Editor, Metal Hammer

Eleanor was promoted to the role of Editor at Metal Hammer magazine after over seven years with the company, having previously served as Deputy Editor and Features Editor. Prior to joining Metal Hammer, El spent three years as Production Editor at Kerrang! and four years as Production Editor and Deputy Editor at Bizarre.
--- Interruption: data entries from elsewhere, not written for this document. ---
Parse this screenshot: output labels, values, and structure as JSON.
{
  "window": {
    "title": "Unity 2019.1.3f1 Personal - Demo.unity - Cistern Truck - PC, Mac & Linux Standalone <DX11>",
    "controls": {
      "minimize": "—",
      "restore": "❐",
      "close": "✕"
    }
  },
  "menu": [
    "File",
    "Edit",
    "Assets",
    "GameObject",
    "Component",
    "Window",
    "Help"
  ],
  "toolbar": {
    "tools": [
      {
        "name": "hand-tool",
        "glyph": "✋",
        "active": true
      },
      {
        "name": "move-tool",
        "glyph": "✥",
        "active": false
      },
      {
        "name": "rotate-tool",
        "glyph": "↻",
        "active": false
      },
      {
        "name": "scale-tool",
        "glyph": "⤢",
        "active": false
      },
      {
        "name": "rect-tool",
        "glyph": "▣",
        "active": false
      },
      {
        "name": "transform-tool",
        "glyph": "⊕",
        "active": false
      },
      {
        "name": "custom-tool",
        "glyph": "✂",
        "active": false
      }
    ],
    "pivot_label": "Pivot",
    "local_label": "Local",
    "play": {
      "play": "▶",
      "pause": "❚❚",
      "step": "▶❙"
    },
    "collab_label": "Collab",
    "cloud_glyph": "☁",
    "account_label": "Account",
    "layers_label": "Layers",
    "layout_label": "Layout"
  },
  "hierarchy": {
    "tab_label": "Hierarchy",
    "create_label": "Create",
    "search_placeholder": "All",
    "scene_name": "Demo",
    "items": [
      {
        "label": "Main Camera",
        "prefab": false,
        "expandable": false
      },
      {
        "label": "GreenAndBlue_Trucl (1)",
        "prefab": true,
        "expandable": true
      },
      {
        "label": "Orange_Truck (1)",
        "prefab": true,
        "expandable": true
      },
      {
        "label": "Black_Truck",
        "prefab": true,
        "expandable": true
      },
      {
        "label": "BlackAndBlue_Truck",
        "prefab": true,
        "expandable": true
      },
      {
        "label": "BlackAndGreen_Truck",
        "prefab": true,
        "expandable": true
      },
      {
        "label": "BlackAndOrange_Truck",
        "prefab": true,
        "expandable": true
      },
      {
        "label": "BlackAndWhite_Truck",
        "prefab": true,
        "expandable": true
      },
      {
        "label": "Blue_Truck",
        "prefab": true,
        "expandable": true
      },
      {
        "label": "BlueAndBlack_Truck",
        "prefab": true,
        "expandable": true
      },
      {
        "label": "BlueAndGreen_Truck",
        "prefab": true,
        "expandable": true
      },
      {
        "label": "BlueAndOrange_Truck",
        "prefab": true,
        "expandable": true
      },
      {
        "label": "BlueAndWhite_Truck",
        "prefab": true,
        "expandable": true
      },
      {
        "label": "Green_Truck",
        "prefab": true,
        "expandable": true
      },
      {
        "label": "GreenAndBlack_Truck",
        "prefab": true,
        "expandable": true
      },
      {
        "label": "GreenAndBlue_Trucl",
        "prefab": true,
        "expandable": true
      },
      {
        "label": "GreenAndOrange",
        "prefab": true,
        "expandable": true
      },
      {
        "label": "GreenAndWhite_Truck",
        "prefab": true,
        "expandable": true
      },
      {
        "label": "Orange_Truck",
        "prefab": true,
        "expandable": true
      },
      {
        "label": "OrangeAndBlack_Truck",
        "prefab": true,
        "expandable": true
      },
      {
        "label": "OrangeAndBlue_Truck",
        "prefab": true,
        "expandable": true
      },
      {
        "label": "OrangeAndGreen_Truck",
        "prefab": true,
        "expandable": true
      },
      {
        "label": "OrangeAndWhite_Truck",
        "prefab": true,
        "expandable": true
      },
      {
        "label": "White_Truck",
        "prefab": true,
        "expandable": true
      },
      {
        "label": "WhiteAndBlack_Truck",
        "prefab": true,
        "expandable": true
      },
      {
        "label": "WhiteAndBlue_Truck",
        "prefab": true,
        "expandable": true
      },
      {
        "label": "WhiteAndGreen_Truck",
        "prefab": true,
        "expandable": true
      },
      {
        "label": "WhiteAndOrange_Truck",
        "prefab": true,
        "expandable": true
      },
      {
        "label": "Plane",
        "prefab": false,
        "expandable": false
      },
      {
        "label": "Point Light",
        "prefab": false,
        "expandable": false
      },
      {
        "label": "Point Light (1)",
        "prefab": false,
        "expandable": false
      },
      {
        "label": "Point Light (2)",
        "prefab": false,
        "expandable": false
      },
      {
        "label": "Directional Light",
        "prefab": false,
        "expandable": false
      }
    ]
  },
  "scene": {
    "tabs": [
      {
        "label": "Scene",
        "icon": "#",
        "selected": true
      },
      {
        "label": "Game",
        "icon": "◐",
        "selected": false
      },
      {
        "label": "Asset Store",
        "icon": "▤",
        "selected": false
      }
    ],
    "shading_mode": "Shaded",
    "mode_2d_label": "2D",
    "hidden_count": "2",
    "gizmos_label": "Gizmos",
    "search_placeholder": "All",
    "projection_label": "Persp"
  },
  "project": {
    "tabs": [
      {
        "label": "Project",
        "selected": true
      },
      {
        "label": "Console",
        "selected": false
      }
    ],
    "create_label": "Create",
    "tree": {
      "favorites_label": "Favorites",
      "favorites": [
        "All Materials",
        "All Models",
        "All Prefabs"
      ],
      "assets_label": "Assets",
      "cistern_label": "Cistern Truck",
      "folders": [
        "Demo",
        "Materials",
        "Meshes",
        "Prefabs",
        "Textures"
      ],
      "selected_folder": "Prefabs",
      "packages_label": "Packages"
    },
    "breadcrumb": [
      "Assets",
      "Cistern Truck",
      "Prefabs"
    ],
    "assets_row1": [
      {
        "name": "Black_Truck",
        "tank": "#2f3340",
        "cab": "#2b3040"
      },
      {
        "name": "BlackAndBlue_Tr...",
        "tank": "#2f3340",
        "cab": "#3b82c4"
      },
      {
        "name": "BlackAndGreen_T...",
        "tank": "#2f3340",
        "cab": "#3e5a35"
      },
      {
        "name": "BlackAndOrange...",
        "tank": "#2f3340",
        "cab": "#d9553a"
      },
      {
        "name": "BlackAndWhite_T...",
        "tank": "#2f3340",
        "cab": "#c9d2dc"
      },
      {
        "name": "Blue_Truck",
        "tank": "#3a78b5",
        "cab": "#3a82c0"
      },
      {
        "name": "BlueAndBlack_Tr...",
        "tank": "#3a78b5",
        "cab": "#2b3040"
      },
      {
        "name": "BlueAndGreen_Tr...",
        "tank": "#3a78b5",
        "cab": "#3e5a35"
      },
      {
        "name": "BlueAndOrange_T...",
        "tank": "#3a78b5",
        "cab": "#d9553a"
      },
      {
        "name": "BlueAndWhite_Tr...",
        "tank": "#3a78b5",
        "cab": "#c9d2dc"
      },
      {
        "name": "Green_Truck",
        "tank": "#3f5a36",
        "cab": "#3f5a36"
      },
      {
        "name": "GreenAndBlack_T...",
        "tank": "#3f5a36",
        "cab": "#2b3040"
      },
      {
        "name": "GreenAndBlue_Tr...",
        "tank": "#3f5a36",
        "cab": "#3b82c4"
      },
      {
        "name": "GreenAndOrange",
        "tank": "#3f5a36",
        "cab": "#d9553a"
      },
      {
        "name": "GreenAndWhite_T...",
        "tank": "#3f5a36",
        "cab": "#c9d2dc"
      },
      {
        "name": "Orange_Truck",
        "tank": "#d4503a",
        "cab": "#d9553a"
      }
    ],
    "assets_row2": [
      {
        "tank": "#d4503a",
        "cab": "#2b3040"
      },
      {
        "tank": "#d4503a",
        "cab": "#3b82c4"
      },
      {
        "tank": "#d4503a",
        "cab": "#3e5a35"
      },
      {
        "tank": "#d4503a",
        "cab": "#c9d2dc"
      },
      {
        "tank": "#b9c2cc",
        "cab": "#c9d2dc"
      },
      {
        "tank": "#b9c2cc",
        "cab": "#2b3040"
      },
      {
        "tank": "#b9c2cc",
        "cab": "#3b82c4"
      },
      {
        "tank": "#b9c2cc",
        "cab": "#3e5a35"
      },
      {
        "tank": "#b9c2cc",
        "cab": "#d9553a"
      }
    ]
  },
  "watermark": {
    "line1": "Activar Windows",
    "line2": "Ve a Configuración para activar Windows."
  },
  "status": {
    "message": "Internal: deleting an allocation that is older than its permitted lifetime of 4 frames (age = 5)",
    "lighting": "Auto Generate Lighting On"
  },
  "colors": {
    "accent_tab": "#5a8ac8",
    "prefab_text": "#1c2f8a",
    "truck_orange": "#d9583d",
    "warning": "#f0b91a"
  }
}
She has also written for the likes of Classic Rock, Prog, Rock Sound and Visit London amongst others, and was a regular presenter on the Metal Hammer Podcast.